◆ Aim of the task ◆
Starting with the line that holds "What's the underlying", copy out each remaining line of the listing below, up to and including the last one, and include nothing else.
START Dataset content
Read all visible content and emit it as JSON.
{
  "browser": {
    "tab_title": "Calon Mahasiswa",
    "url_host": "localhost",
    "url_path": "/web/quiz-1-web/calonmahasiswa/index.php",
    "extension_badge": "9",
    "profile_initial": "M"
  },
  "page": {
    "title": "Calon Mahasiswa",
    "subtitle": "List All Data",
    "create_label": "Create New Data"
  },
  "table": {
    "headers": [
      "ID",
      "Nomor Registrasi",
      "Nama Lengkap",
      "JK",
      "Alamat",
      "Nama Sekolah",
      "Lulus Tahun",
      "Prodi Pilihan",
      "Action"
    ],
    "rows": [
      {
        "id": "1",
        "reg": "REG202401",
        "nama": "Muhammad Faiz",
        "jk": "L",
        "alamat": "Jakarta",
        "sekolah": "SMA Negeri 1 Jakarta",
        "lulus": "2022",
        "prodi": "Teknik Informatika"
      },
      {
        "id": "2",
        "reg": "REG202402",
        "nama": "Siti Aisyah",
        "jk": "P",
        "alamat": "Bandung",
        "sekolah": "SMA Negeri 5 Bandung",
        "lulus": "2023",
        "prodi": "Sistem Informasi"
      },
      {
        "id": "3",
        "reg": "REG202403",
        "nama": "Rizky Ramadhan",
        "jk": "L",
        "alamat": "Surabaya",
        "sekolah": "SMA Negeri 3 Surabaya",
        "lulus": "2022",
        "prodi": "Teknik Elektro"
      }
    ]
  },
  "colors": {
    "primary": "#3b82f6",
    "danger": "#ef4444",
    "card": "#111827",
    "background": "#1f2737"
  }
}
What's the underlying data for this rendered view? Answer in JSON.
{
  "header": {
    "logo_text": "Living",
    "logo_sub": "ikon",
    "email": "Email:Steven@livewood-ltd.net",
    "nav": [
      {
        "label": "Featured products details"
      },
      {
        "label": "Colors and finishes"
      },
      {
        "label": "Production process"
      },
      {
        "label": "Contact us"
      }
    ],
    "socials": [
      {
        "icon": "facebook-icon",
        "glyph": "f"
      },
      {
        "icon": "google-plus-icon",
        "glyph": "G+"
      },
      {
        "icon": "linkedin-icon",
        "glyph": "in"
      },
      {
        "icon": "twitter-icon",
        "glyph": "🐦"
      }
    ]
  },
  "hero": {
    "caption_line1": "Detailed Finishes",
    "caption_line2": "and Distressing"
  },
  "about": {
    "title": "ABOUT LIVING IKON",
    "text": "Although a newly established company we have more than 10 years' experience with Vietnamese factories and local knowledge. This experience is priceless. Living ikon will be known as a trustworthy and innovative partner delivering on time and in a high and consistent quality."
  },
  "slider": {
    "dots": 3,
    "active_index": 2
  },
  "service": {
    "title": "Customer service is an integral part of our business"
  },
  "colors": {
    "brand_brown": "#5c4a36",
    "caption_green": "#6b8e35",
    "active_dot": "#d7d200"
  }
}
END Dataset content
◆ Result below ◆
What's the underlying data for this rendered view? Answer in JSON.
{
  "header": {
    "logo_text": "Living",
    "logo_sub": "ikon",
    "email": "Email:Steven@livewood-ltd.net",
    "nav": [
      {
        "label": "Featured products details"
      },
      {
        "label": "Colors and finishes"
      },
      {
        "label": "Production process"
      },
      {
        "label": "Contact us"
      }
    ],
    "socials": [
      {
        "icon": "facebook-icon",
        "glyph": "f"
      },
      {
        "icon": "google-plus-icon",
        "glyph": "G+"
      },
      {
        "icon": "linkedin-icon",
        "glyph": "in"
      },
      {
        "icon": "twitter-icon",
        "glyph": "🐦"
      }
    ]
  },
  "hero": {
    "caption_line1": "Detailed Finishes",
    "caption_line2": "and Distressing"
  },
  "about": {
    "title": "ABOUT LIVING IKON",
    "text": "Although a newly established company we have more than 10 years' experience with Vietnamese factories and local knowledge. This experience is priceless. Living ikon will be known as a trustworthy and innovative partner delivering on time and in a high and consistent quality."
  },
  "slider": {
    "dots": 3,
    "active_index": 2
  },
  "service": {
    "title": "Customer service is an integral part of our business"
  },
  "colors": {
    "brand_brown": "#5c4a36",
    "caption_green": "#6b8e35",
    "active_dot": "#d7d200"
  }
}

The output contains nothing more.